MEDIA HANDLING – The Chairman spends more time than he would like defending the club’s reputation but regards it as a very necessary part of his role as it has such a negative effect on the club. He engages with PR advisors, Mediahouse, regularly. He’s very ready to defend both the club and fans from scurrilous attacks.
On his past performances, it might be better if Mr Whyte kept his head down, and left the media coverage to the professionals!
What “scurrilous attacks” does Mr Whyte consider the Club and fans have been subject to? What has he done specifically through his PR advisors to address these?
FINANCE – The Chairman regards it as necessary to pursue a twin-track approach in the current climate with both cost cutting and income generation being the keys to financial health. He used the example of Manchester United operations base in London where they engage with major corporations to exploit commercial value. He is actively seeking to establish an office for Rangers in the city of London – he regards the club as a big one and thinks it’s time we started acting in a manner befitting one. He also believes Rangers has vast untapped potential.
The plan to reduce cost and increase income is a simple one. How it is done is the problem. How does he think Rangers will benefit from a London office? Perhaps it can rent space from Collyer Bristow – after all one of their partners is a director of Group!
What are his plans for cost cutting and income generation? In view of Rangers recent poor history as regards fans’ behaviour, or at least public perceptions thereof, how does he see big corporations as being willing to engage?
FREEZING OF CASH DUE TO LEGAL PROCEEDINGS – The Chairman conceded this makes life difficult with regard to cash-flow but it will not affect the club’s ability to, for instance, make signings in the January window.
This suggests that (a) the Club has a lot of money in the bank; (b) Group is ready to put in substantial sums of working capital, as pledged in the Circular; (c) players will be sold in January or (d) the plans for signing are very modest.
What are Rangers’ transfer plans for January?

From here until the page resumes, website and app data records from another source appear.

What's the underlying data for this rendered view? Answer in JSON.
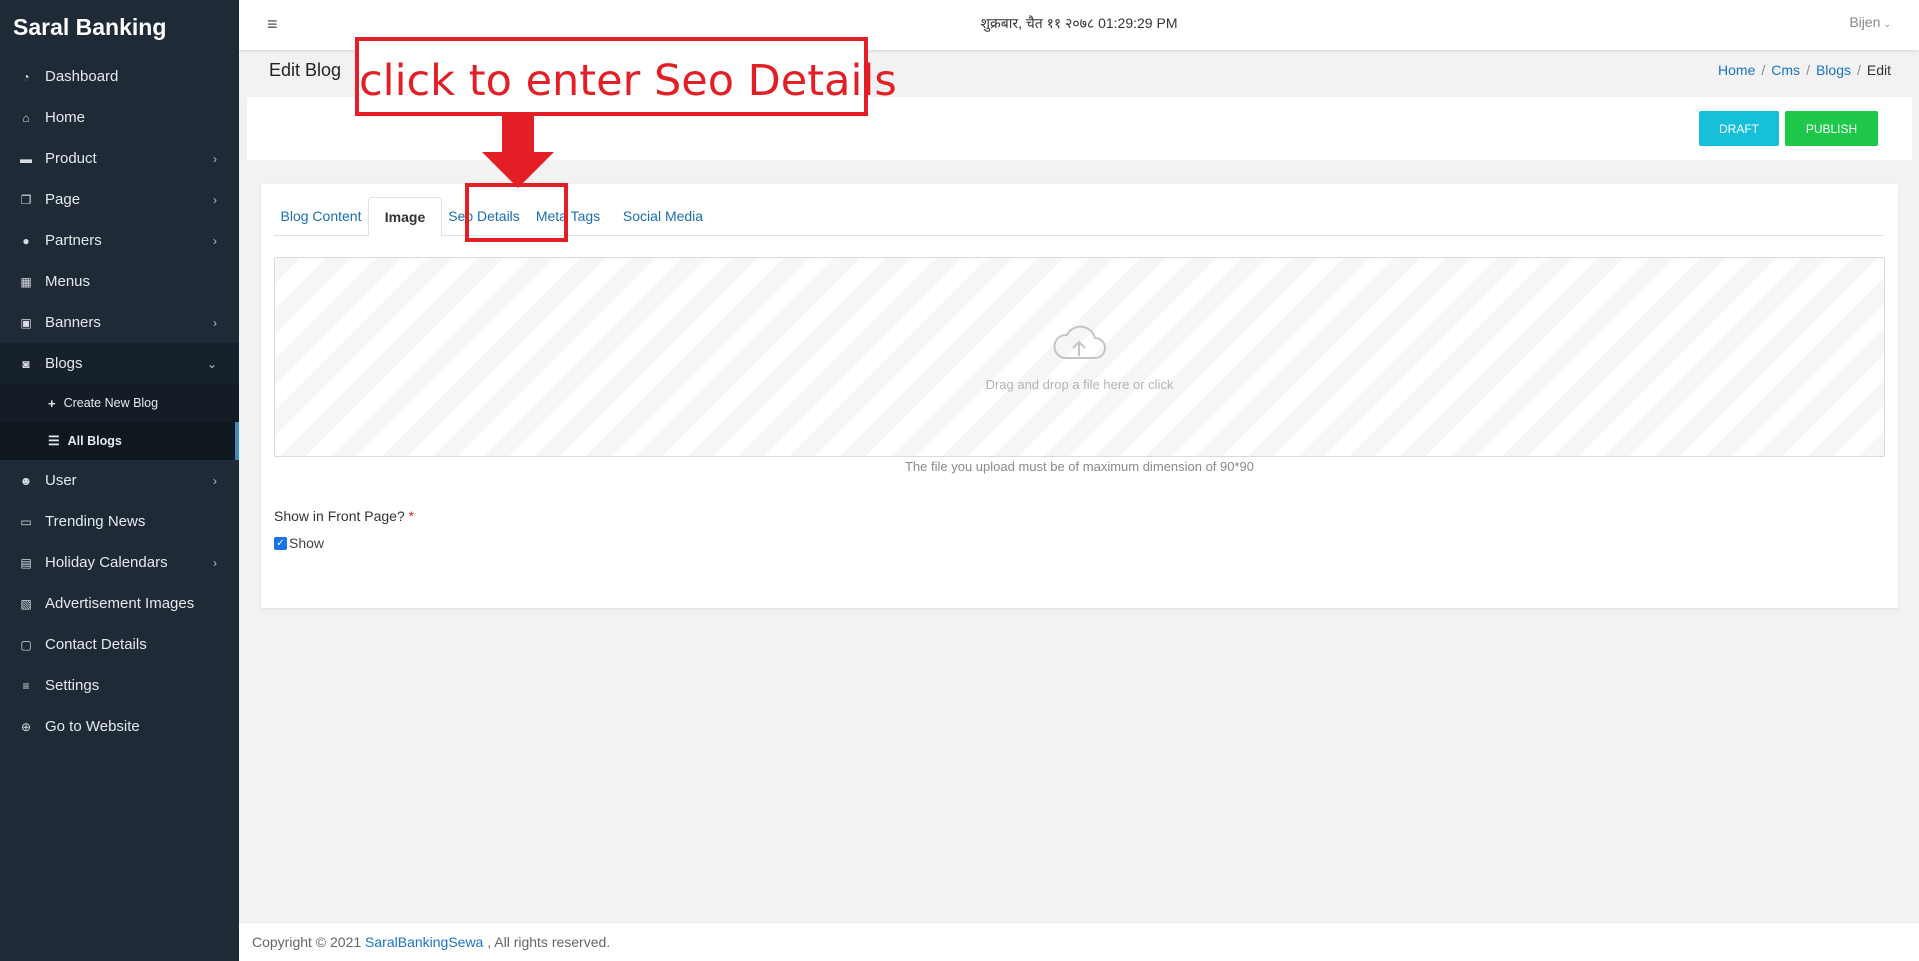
{
  "sidebar": {
    "brand": "Saral Banking",
    "items": [
      {
        "label": "Dashboard",
        "icon": "dashboard-icon"
      },
      {
        "label": "Home",
        "icon": "home-icon"
      },
      {
        "label": "Product",
        "icon": "product-icon"
      },
      {
        "label": "Page",
        "icon": "page-icon"
      },
      {
        "label": "Partners",
        "icon": "partners-icon"
      },
      {
        "label": "Menus",
        "icon": "grid-icon"
      },
      {
        "label": "Banners",
        "icon": "banners-icon"
      },
      {
        "label": "Blogs",
        "icon": "blogs-icon"
      },
      {
        "label": "User",
        "icon": "users-icon"
      },
      {
        "label": "Trending News",
        "icon": "news-icon"
      },
      {
        "label": "Holiday Calendars",
        "icon": "calendar-icon"
      },
      {
        "label": "Advertisement Images",
        "icon": "ad-icon"
      },
      {
        "label": "Contact Details",
        "icon": "contact-icon"
      },
      {
        "label": "Settings",
        "icon": "settings-icon"
      },
      {
        "label": "Go to Website",
        "icon": "globe-icon"
      }
    ],
    "blog_sub": {
      "create": "Create New Blog",
      "all": "All Blogs"
    }
  },
  "topbar": {
    "datetime": "शुक्रबार, चैत ११ २०७८ 01:29:29 PM",
    "user": "Bijen"
  },
  "header": {
    "title": "Edit Blog",
    "breadcrumb": [
      "Home",
      "Cms",
      "Blogs",
      "Edit"
    ]
  },
  "actions": {
    "draft": "DRAFT",
    "publish": "PUBLISH"
  },
  "tabs": [
    "Blog Content",
    "Image",
    "Seo Details",
    "Meta Tags",
    "Social Media"
  ],
  "upload": {
    "dropzone_text": "Drag and drop a file here or click",
    "hint": "The file you upload must be of maximum dimension of 90*90"
  },
  "form": {
    "front_page_label": "Show in Front Page?",
    "required_mark": "*",
    "show_label": "Show",
    "show_checked": true
  },
  "footer": {
    "prefix": "Copyright © 2021 ",
    "link": "SaralBankingSewa",
    "suffix": " , All rights reserved."
  },
  "annotation": {
    "text": "click to enter Seo Details",
    "color": "#e31e24"
  },
  "colors": {
    "sidebar_bg": "#1e2a36",
    "draft_btn": "#17c0d9",
    "publish_btn": "#1ec84a",
    "link": "#1a73c8"
  }
}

That seems to be an implied admission that they will lose! However, the mention of appeals makes it clear that the hearing in November will not be an end of the matter and that an appeal to the Upper Tribunal, with all the consequent delay, is certain.
Why did Mr Whyte not repeat his previous opinion that the Club would succeed at the appeal?
LEARNING FROM OTHER CLUBS – The Chairman hopes to visit Hamburg and see for himself how a large fan-owned club like HSV operates. He also believes that the membership system of Portuguese clubs could be worth exploring and which parts of them might be applicable to Scotland.
Is the suggestion of a “fan owned” club Mr Whyte’s ultimate aim – namely to keep the Club afloat and then have an enormous share issue to get him his investment back, and turn him his profit?
There are lots of questions arising from the Minutes. There are few specific hostages to fortune, but the acknowledgement that administration is a possibility, and indeed the fact that “he does not consider that insolvency is inevitable” suggests that insolvency is more likely than not, might be held against him in the ongoing court proceedings.
Might this public acknowledgement, whilst perhaps being good PR in preparing the supporters for the problems ahead, in fact backfire by prompting other creditors to take action?
We await this evening’s further developments with interest.